ORLANDO — A court employee who retrieved photos and deleted text messages from Trayvon Martin's cellphone has been placed on administrative leave after an attorney testified that prosecutors didn't properly turn over the evidence to the defense, an attorney said Wednesday.
Former prosecutor Wesley White said he was ethically obligated to reveal that 4th Judicial Circuit Information Technology director Ben Kruidbos retrieved the data that weren't turned over.
Kruidbos was placed on leave shortly after White testified during a hearing in George Zimmerman's second-degree murder case on Tuesday. White said Kruidbos was interviewed by state attorney investigators twice before the action was taken.
White said he wasn't surprised by possible evidence violations by Zimmerman prosecutor Bernie de la Rionda.
"I was saddened by it, but I'm not surprised," he said.
Phone and email messages left at the office of Fourth Judicial Circuit State Attorney Angela Corey were not immediately returned.
Zimmerman is charged with second-degree murder in 17-year-old Martin's killing and has pleaded not guilty, saying he acted in self-defense. Circuit Judge Debra Nelson has denied a defense motion to delay the trial, which is scheduled to begin on June 10.
White led the Nassau County state attorney's office before resigning in December, citing differences of opinion with Corey. He is now in private practice.
White said the photos Kruidbos retrieved were of a hand holding a gun and one depicted drugs.

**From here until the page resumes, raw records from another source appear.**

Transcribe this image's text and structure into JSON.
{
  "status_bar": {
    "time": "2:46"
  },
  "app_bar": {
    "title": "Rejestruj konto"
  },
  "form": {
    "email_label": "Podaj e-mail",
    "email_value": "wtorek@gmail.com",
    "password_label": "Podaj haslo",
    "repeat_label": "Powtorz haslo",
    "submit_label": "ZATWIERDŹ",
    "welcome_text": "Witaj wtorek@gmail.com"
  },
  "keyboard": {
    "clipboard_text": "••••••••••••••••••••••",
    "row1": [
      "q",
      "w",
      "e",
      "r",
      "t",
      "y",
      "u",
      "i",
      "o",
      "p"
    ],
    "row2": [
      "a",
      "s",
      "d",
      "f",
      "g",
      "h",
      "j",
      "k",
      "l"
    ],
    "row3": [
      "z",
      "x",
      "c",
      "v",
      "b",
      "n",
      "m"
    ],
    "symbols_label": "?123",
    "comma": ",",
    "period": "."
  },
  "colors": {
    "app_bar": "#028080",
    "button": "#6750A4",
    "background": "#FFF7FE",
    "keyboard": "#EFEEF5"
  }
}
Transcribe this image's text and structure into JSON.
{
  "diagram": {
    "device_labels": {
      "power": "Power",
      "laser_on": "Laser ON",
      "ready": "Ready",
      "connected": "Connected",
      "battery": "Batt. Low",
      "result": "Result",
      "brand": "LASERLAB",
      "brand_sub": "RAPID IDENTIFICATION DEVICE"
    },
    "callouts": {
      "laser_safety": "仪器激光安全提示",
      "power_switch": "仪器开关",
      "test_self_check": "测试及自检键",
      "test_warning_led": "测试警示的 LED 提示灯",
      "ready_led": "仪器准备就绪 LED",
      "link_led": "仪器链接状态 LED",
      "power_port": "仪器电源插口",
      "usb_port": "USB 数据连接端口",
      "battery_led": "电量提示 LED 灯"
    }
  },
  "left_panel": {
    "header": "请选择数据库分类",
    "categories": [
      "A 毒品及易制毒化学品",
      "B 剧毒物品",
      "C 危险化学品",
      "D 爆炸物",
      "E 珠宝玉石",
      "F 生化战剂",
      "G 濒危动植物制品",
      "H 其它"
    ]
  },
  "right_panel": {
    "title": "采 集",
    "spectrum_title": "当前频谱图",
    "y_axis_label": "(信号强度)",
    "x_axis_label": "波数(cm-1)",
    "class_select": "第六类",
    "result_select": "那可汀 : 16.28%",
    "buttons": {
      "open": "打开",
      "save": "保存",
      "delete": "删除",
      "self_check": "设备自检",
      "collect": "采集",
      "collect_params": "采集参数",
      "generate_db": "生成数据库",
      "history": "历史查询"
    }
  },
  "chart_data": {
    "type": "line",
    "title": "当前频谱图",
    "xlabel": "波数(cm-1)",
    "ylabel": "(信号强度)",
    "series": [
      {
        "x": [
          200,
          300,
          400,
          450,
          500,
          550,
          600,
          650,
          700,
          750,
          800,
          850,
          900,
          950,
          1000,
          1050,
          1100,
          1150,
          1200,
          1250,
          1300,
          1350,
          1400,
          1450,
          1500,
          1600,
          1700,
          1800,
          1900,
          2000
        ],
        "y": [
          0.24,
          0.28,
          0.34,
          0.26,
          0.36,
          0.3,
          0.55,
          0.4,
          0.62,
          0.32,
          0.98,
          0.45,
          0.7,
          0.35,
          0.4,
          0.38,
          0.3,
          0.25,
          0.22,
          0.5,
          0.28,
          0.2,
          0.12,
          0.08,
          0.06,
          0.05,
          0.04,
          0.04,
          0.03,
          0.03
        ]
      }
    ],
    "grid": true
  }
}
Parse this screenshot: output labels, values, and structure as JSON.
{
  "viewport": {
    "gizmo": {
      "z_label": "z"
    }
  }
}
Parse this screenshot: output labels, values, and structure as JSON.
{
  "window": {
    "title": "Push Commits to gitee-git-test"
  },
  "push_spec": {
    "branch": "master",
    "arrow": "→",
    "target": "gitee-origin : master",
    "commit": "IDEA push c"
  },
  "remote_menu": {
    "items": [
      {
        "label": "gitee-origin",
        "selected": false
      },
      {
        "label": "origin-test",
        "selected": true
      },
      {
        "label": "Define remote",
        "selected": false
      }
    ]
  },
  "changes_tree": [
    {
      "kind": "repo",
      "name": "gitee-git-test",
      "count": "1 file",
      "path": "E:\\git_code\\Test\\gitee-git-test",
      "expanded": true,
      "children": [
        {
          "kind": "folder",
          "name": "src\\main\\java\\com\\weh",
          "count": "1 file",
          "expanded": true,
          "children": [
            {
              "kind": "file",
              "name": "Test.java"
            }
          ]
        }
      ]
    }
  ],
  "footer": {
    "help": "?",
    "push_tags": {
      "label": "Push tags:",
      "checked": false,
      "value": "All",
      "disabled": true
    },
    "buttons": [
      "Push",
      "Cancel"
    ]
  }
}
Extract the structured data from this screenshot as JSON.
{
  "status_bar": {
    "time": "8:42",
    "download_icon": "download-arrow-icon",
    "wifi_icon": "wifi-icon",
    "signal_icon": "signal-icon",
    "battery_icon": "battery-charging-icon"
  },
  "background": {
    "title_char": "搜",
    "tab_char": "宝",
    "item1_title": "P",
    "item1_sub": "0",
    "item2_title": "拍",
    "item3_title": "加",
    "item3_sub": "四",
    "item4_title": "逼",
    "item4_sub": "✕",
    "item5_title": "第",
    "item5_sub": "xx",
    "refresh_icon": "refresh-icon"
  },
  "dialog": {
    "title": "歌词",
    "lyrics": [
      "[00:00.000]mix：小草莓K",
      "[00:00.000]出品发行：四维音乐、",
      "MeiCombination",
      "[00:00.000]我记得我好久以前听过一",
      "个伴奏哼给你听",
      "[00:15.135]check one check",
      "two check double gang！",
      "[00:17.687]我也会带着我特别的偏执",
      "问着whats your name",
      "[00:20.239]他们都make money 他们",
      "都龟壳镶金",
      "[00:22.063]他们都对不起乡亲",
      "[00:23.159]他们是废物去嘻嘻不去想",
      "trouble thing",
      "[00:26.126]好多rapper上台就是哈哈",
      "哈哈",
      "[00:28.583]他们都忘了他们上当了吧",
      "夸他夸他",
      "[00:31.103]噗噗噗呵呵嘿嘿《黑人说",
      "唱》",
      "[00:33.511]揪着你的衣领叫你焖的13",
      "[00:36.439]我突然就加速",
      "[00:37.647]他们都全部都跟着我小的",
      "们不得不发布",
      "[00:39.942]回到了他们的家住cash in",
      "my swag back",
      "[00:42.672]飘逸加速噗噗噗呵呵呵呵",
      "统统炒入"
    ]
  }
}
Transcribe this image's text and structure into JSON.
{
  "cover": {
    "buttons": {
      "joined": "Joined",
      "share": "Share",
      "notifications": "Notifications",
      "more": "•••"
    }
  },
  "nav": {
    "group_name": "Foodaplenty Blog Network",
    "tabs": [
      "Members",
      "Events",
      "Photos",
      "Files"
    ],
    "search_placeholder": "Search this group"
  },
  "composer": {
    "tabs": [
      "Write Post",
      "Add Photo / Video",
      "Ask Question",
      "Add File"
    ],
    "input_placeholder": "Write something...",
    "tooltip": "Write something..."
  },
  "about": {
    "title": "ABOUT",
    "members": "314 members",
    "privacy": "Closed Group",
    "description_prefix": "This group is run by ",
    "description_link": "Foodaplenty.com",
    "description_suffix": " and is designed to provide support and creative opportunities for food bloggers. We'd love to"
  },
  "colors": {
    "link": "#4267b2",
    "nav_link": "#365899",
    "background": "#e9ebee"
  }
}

The content of the text messages wasn't specified.
Defense attorney Mark O'Mara has previously brought a handful of motions alleging that the state attorney's office had been slow to turn over other evidence.
O'Mara reported on the defense team's website Wednesday that Zimmerman's defense fund had less than $5,000 left. The fund had raised almost $315,000 by January.
His attorneys are calculating that Zimmerman needs another $120,000 to put on a good defense, or even another $75,000 to give him a fighting chance.